Capability. This particular model, an LT Crew Cab with four-wheel drive, can tow 7,000 pounds and manage a 1,548-pound payload in its bed. Those aren’t figures that will scare the Silverado 1500 and F-150s of the world, but they go to show that even a downsized truck can provide a useful amount of working capability. Add in 8.2 inches of ground clearance and four-wheel drive, and this Colorado can get plenty done.
Improved powertrain. This year, the Colorado packs a new V6 and an eight-speed automatic transmission. As I found when driving that combo in the GMC Canyon, the new powertrain improves the truck’s liveliness and smoothness. On the engine side, you get an additional 3 horsepower and 6 pound-feet of torque (for totals of 308 hp and 275 lb-ft), while the transmission’s two extra gears help improve low-end acceleration.
Looks respectably trucky. If you’re a traditionalist who’s turned off by the soft, almost crossover-like looks of the Honda Ridgeline, the Colorado is your answer. In-your-face design, with a brash grille and functional recovery hooks up front, plus strong lines all around, make it clear the Chevy can work as hard as it can play.
Simple-yet-powerful infotainment. Once again, Chevy’s eight-inch MyLink touchscreen curries favor for its simplicity and functionality. All the built-in functions just work without any real learning curve; I especially like using Android Auto while connected to the truck’s 4G wi-fi hotspot to save on data charges.
Cheap interior. The assorted plastics and switches in the Colorado’s cabin do little to inspire excitement. Plain designs and textures look dated and cheap to my eye; that aforementioned Ridgeline has a much prettier interior. That leaves room, I suppose, for improvements when you move up to a model like the GMC Canyon Denali.
Uncomfy seats. No matter what I do, I have never been able to get fully comfortable in a Colorado. The stiff seats don’t support my lower back, and no amount of adjustment stops me fidgeting. Speaking of adjustment, it’s always frustrating when a seat has power fore-aft-up-down controls but manual recline.
Short-box configuration.

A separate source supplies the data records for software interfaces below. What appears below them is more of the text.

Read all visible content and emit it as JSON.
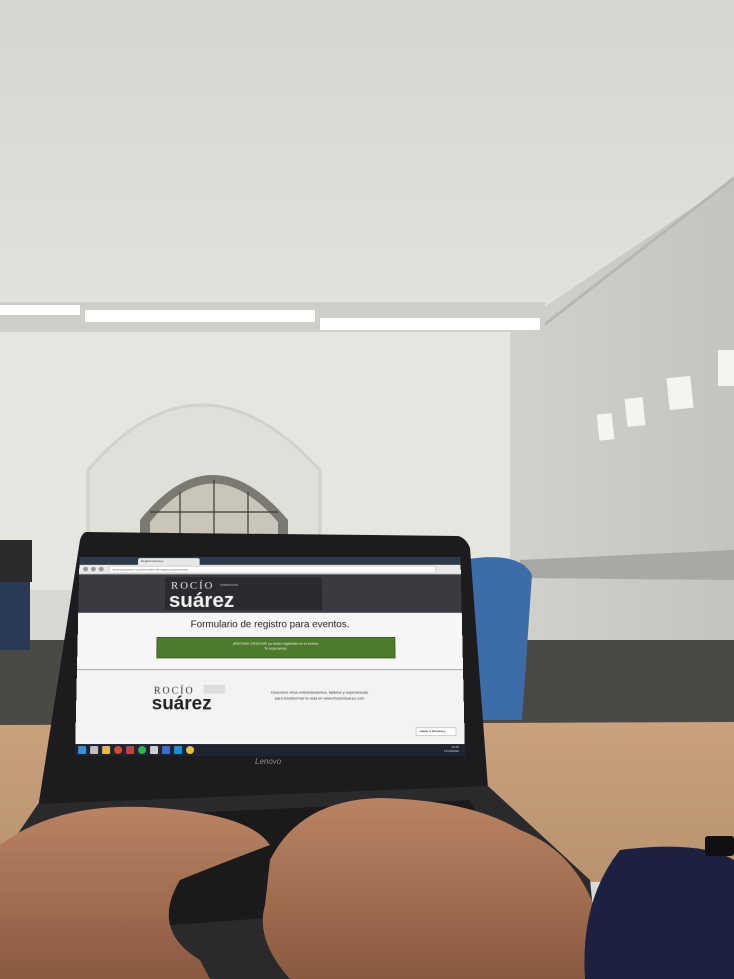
{
  "browser": {
    "tab_title": "Registro Eventos",
    "url": "www.rociosuarez.com/formulario-de-registro-para-eventos"
  },
  "site": {
    "logo_top": "ROCÍO",
    "logo_small": "FORMACIÓN",
    "logo_main": "suárez",
    "form_title": "Formulario de registro para eventos.",
    "success_line1": "¡MUCHAS GRACIAS! ya estás registrado en el evento.",
    "success_line2": "Te esperamos."
  },
  "footer": {
    "logo_top": "ROCÍO",
    "logo_main": "suárez",
    "text_line1": "Descubre otros entrenamientos, talleres y experiencias",
    "text_line2": "para transformar tu vida en www.RocioSuarez.com",
    "chat_label": "Hablar a WhatsApp"
  },
  "laptop": {
    "brand": "Lenovo"
  },
  "taskbar": {
    "time": "10:35",
    "date": "17/10/2016"
  },
  "colors": {
    "success_green": "#4d7a2b",
    "header_dark": "#3a3a40"
  }
}
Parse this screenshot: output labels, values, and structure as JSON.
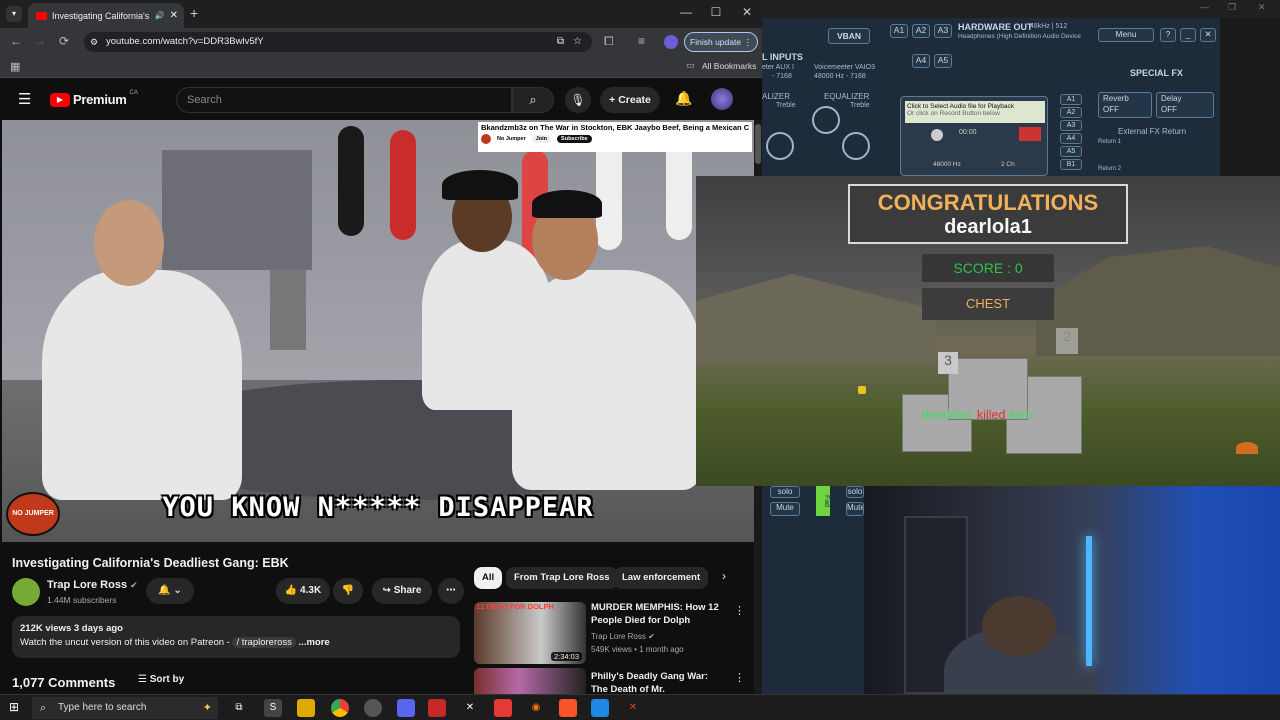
{
  "browser": {
    "tab_title": "Investigating California's De",
    "address": "youtube.com/watch?v=DDR3Bwlv5fY",
    "finish_update": "Finish update",
    "all_bookmarks": "All Bookmarks"
  },
  "youtube": {
    "logo_text": "Premium",
    "logo_region": "CA",
    "search_placeholder": "Search",
    "create_label": "Create",
    "video": {
      "caption": "YOU KNOW N***** DISAPPEAR",
      "logo_text": "NO JUMPER",
      "promo_text": "Bkandzmb3z on The War in Stockton, EBK Jaaybo Beef, Being a Mexican Crip",
      "promo_channel": "No Jumper",
      "promo_join": "Join",
      "promo_subscribe": "Subscribe"
    },
    "title": "Investigating California's Deadliest Gang: EBK",
    "channel_name": "Trap Lore Ross",
    "subscribers": "1.44M subscribers",
    "likes": "4.3K",
    "share_label": "Share",
    "stats": "212K views  3 days ago",
    "description": "Watch the uncut version of this video on Patreon -",
    "description_link": "/ traploreross",
    "more_label": "...more",
    "comments_count": "1,077 Comments",
    "sort_label": "Sort by",
    "chips": [
      "All",
      "From Trap Lore Ross",
      "Law enforcement"
    ],
    "recommendations": [
      {
        "title": "MURDER MEMPHIS: How 12 People Died for Dolph",
        "channel": "Trap Lore Ross",
        "meta": "549K views • 1 month ago",
        "duration": "2:34:03",
        "thumb_text": "12 DEAD FOR DOLPH"
      },
      {
        "title": "Philly's Deadly Gang War: The Death of Mr. Disrespectful",
        "channel": "",
        "meta": "",
        "duration": "",
        "thumb_text": ""
      }
    ]
  },
  "voicemeeter": {
    "vban": "VBAN",
    "hardware_out": "HARDWARE OUT",
    "hw_rate": "48kHz | 512",
    "hw_device": "Headphones (High Definition Audio Device",
    "menu": "Menu",
    "virtual_inputs": "L INPUTS",
    "voicemeeter_aux": "eter AUX I",
    "voicemeeter_vaio": "Voicemeeter VAIO3",
    "rate_left": "- 7168",
    "rate_right": "48000 Hz - 7168",
    "special_fx": "SPECIAL FX",
    "equalizer_1": "ALIZER",
    "equalizer_2": "EQUALIZER",
    "treble": "Treble",
    "playback_hint": "Click to Select Audio file for Playback",
    "record_hint": "Or click on Record Button below",
    "time": "00:00",
    "sample_rate": "48000 Hz",
    "channels": "2 Ch",
    "reverb": "Reverb",
    "reverb_state": "OFF",
    "delay": "Delay",
    "delay_state": "OFF",
    "external_fx": "External FX Return",
    "return1": "Return 1",
    "return2": "Return 2",
    "buses_a": [
      "A1",
      "A2",
      "A3"
    ],
    "buses_b": [
      "A4",
      "A5"
    ],
    "bus_list": [
      "A1",
      "A2",
      "A3",
      "A4",
      "A5",
      "B1"
    ],
    "solo": "solo",
    "mute": "Mute",
    "fader": "Fad"
  },
  "game": {
    "congrats": "CONGRATULATIONS",
    "player": "dearlola1",
    "score": "SCORE : 0",
    "chest": "CHEST",
    "kill_attacker": "dearlola1",
    "kill_verb": "killed",
    "kill_victim": "kcrn",
    "tower_left": "3",
    "tower_right": "2"
  },
  "taskbar": {
    "search_placeholder": "Type here to search"
  }
}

It’s a personal choice, of course, to get the short box you see on this truck (5 feet, 2 inches long) versus the available long box (6 feet, 2 inches). But if you’re buying a truck, you likely want the versatility of being able to put lots of stuff in the bed, so why not pick the longer option? Even a Crew Cab long box Colorado is still relatively small in modern truck terms. This truck as configured will cramp how much stuff (i.e. how many friends’ couches) can you easily transport.
Photos: Jake Holmes / Motor1.com